There are two other things that are very important to keep in mind: the first may seem obvious and it is that if you have more than one container in a pod they will all be signaled on shutdown and you need to have the right strategy for each depending on what it is doing. The second is less obvious, and actually is a bit of a trap: only the process running as PID 1 in a container is going to be signaled. If you use the non-exec form of CMD in your Dockerfile, for example, then your thing is running as /bin/sh -c thing and it isn’t PID 1 and won’t get signaled. Instead use the exec form CMD ["/usr/local/bin/thing"] or use the exec form of ENTRYPOINT. For additional info see this good overview of pod termination in the kubernetes documentation.

Implement readiness and liveness probes

Kubernetes works best when it knows the health status of every container in the system. The kubelet needs this information in order to restart containers that have failed, and to keep service endpoints up to date. To determine the health of a container kubernetes relies on two signals: liveness and readiness. Liveness measures whether a container is running or not, and readiness measures whether a running container is able to accept traffic. Specific tests for liveness and readiness can be configured for a container object. There are several options from executing external commands to making tcp and http requests.

If you don’t define liveness and readiness probes for your containers then the system will rely on the default signal, which is whether the container’s PID 1 still exists.
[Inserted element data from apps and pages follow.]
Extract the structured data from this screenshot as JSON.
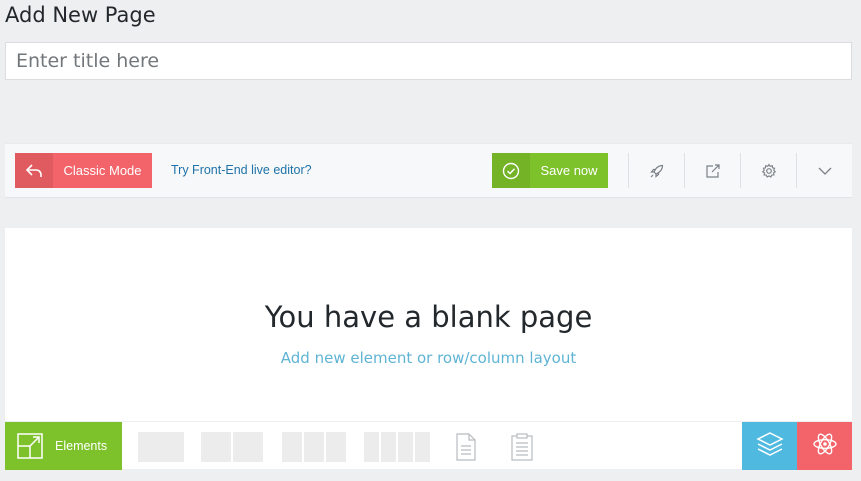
{
  "page": {
    "heading": "Add New Page"
  },
  "title_field": {
    "placeholder": "Enter title here",
    "value": ""
  },
  "toolbar": {
    "classic_mode_label": "Classic Mode",
    "frontend_link": "Try Front-End live editor?",
    "save_label": "Save now",
    "icons": [
      "rocket-icon",
      "share-icon",
      "gear-icon",
      "chevron-down-icon"
    ]
  },
  "canvas": {
    "title": "You have a blank page",
    "subtitle": "Add new element or row/column layout"
  },
  "bottom_bar": {
    "elements_label": "Elements",
    "layouts": [
      1,
      2,
      3,
      4
    ],
    "template_icons": [
      "document-icon",
      "clipboard-icon"
    ]
  },
  "colors": {
    "classic_red": "#f2646a",
    "save_green": "#7dc22b",
    "link_blue": "#1f72a9",
    "subtitle_blue": "#5fb4d4",
    "layers_blue": "#4fb9e0"
  }
}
If that process terminates then the kubelet finds out about it from the container runtime (i.e. Docker) and schedules a restart. For almost all long-running applications of any complexity this default behavior is insufficient. Your container’s PID 1 could be up but stuck in a loop, or blocked on some other broken bit and unable to do its job. Note that you should always define both a liveness and readiness probe, though it is possible these probes may use the same test for some apps. See the kubernetes documentation for a good explanation of creating liveness and readiness probes.

Set resource limits

A big part of kubernetes’ job is scheduling pods to run on nodes. A node in a cluster is an environment with constrained resources: memory, cpu, and ephemeral storage all represent things that have to be shared by containers running on the node (host network ports too, but we won’t talk about them here). For each of these resource types kubernetes defines the concept of a request and a limit. A request tells the system how much of a particular resource a container uses normally, and is an input to scheduling. A limit specifies the maximum amount of the resource a container is allowed to use, and may cause the hosting pod to be evicted from a node under constrained conditions.

The benefit of setting requests for every container is to allow kubernetes to do a better job of fitting pods onto nodes. The benefit of setting limits is as an additional health check: containers will not have the ability to go off the rails and consume all of memory, cpu or storage, thus forcing the scheduler to start moving things around to find available resources. If you don’t define requests and limits your containers are subject to the defaults, which are under the control of your cluster administrator. Defaults can be set per namespace, making it possible to divide the total resources in a cluster between different teams or different applications. The kubernetes documentation contains an overview of configuring requests and limits, and the same for managing defaults starts here.

Twelve-Factor all the things

I’ll close by mentioning the Twelve-Factor App manifesto, which I linked to twice above. This document represents a set of design guidelines and patterns for implementing applications that are deployable, scalable, observable, and work well within cloud-native environments. If you’re intending to write applications to run on kubernetes you can’t go far wrong following the recommendations outlined in it.



Mark Betz

Senior Devops Engineer at Olark, husband, father of three smart kids, two unruly dogs, and a resentful cat.